The 3D aircraft printed part was installed by 574th Aircraft Maintenance Squadron maintainers during depot maintenance at Hill Air Force Base, Utah.
574th AMXS director Robert Lewin said: “One of the most difficult things to overcome in the F-22 community, because of the small fleet size, is the availability of additional parts to support the aircraft.”
The printed part is designed to replace a corrosion-prone aluminium component in the kick panel assembly of the cockpit. With the use of 3D printing, maintainers can now acquire replacement parts within short notice, saving money and aircraft maintenance time.
And in this story published by defenceWeb on August 21, 2019, the USAF use of 3D printing to produce non-structural aircraft parts was highlighted:
The United States Air Force’s 60th Maintenance Squadron has become the first field unit in the Air Force to be certified with an industrial-sized 3D printer that is authorized to produce non-structural aircraft parts.
The US Air Force (USAF) this week said the Stratasys F900 3D printer, which is capable of printing plastic parts up to 91x60x91 cm (36-by-24-by-36 inches), uses a material called Ultem 9085 that is more flexible, dense and stronger than typical plastic.

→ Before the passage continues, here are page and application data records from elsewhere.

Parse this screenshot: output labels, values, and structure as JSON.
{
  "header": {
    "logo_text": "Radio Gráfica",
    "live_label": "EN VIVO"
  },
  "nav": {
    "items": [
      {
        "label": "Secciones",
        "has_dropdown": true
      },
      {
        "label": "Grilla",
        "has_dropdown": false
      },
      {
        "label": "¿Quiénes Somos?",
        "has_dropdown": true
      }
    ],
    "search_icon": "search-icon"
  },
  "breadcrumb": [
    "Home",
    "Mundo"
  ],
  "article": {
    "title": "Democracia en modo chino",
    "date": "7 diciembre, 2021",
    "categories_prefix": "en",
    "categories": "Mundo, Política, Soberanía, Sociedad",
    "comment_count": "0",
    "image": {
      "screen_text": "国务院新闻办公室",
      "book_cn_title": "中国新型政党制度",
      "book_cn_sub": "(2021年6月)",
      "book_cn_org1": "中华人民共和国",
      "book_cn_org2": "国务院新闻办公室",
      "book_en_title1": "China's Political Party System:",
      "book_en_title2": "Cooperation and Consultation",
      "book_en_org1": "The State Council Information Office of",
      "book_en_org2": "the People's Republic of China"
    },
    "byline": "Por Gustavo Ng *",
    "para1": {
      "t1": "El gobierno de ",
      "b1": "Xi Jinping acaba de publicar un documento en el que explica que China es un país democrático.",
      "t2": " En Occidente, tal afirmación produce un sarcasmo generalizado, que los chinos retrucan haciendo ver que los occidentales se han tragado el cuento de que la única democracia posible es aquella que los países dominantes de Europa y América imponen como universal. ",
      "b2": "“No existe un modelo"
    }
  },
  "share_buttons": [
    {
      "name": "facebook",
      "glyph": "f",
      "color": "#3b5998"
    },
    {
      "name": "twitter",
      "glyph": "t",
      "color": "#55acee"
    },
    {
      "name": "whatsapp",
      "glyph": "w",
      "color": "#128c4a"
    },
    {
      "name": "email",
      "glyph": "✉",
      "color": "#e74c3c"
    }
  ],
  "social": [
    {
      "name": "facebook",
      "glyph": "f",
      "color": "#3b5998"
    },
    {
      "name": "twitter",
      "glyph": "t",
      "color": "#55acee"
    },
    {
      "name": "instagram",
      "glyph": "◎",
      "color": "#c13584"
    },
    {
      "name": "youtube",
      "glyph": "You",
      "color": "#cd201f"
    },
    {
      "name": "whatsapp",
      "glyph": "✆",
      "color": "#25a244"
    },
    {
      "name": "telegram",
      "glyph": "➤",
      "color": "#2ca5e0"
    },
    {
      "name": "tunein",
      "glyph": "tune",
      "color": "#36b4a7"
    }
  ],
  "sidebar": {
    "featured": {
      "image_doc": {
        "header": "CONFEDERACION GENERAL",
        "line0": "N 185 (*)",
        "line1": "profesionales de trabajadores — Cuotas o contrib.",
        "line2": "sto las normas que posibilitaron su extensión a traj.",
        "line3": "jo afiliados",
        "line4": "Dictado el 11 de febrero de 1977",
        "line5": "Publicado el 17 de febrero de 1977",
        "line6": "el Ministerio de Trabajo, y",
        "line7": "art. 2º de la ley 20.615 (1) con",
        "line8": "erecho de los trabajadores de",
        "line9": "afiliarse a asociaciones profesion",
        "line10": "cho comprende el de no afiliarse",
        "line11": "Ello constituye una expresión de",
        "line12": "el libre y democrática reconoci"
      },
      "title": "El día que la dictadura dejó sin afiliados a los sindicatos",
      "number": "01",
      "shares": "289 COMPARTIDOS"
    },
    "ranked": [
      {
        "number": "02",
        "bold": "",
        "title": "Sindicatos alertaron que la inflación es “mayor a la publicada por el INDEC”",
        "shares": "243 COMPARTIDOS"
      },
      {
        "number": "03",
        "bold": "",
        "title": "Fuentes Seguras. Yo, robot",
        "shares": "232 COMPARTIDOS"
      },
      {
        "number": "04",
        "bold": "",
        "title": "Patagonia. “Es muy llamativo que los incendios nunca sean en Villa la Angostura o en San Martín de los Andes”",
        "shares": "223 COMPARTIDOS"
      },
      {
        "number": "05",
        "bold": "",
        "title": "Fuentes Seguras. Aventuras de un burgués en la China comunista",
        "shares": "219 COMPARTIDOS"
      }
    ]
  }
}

The printer, which is certified by the Federal Aviation Administration and the Air Force Advanced Technology and Training Center, offers new opportunities to create needed parts while saving time and money, the Air Force said.
“It brings us a capability that we’ve never had before,” said Master Sgt. John Higgs, 60th MXS aircraft metals technology section chief. “There’s so many possibilities available to us right now. We’re just scratching the surface.”
Technicians are able to download blueprints from an online database that the University of Dayton Research Institute has approved.
“The Joint Engineering Data Management Information Control System is where we go to download already approved blueprints,” Higgs said. “Now, the University of Dayton Research Institute is working with the engineers to get those parts they developed into JEDMICS.”
The first approved project was printed on the Stratasys F900 Aug. 12 and will replace latrine covers on the C-5M Super Galaxy. Typically, parts that don’t keep the aircraft from performing their mission don’t have as high as a priority for replacement.
“The latrine covers we just printed usually take about a year from the time they’ve been ordered to the time they’ve been delivered,” Higgs said. “We printed two of the covers in 73 hours.”
Getting the printer operational was no easy task. It took eight months to get the system fully operational.
“There were facility requirements that had to be met, and then installation and certification processes to complete,” Higgs said. “After, we needed to decide who could operate the printer, then have a UDRI instructor certify them.”
Three members from the 60th MXS were chosen to be the first technicians trained in the Air Force for the initial certification. One of them, Tech. Sgt. Rogelio Lopez, 60th MXS assistant aircraft metals technology section chief, has been with the project since its inception.
“UDRI has not trained or certified anyone else at the field level except the three of us here at Travis Air Force Base,” Lopez said. “Now that we’re signed off on our training records, we’re the only ones who can operate, maintain and print on the Stratasys F900.”
Now with parts in production, all the hard work is paying off. There’s a new sense of urgency within the organization.
“It’s exciting because the Air Force is implementing new technology at the field level,” Lopez said. “The Air Force continues to encourage Airmen to be innovative by finding new ways to streamline processes and save resources.”
And since Travis AFB is the only field unit that is currently operational, requests from outside the organization are already coming in.
“We already have a list from the Air Force level to help them print and to backfill some supplies,” Higgs said. “This will ensure other bases can replace items sooner than expected with our help.”
Ultimately, the maintenance shop wants to use the printer for more than just aircraft parts.
“We have the capability to print parts on a production scale for a lot more customers,” Higgs said. “The overall goal is to generate products for every organization to support whatever needs they may have.”